[Collected data entries]
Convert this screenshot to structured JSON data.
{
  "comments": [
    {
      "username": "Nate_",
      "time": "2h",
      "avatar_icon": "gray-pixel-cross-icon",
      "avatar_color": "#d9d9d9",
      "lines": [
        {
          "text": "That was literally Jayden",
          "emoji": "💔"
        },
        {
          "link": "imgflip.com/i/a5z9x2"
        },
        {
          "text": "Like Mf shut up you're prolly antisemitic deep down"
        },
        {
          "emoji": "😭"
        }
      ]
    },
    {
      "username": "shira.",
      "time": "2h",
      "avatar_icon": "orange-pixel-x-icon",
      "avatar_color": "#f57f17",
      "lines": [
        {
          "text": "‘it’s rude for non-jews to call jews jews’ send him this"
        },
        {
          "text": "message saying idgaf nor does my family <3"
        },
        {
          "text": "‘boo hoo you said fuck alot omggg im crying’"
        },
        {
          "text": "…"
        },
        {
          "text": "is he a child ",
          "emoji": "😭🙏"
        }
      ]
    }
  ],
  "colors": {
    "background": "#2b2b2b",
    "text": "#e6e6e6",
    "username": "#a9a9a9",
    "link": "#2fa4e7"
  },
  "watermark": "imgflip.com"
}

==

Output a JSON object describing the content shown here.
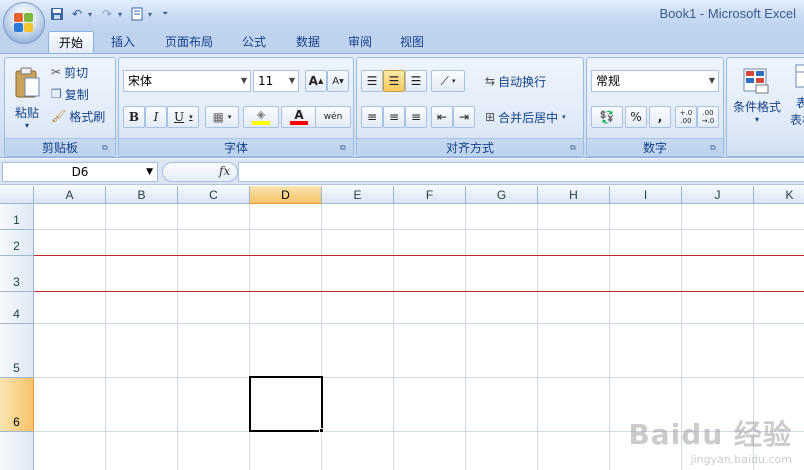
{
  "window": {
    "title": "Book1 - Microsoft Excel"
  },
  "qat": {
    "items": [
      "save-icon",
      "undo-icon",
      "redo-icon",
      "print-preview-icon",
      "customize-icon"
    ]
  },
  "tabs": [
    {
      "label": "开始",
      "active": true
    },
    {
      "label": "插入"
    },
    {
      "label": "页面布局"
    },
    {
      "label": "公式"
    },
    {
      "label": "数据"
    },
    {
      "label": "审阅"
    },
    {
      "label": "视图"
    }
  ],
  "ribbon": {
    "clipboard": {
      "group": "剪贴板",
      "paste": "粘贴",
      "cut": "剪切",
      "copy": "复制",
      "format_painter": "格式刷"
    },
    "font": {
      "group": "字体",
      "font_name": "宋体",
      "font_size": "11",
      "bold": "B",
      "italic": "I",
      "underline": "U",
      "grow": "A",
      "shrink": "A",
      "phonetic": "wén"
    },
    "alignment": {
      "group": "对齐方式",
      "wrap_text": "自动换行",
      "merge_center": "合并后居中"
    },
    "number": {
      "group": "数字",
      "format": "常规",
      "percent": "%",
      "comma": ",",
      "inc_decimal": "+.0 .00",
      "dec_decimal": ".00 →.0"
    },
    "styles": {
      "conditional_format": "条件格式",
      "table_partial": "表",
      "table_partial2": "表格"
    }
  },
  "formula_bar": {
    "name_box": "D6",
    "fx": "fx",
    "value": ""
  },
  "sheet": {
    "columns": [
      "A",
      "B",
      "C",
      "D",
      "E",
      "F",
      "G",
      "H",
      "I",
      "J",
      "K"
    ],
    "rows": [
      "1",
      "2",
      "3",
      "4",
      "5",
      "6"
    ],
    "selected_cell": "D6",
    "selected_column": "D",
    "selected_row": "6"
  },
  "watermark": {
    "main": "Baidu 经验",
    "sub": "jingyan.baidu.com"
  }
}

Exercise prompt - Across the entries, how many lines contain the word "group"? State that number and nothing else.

Solution - 4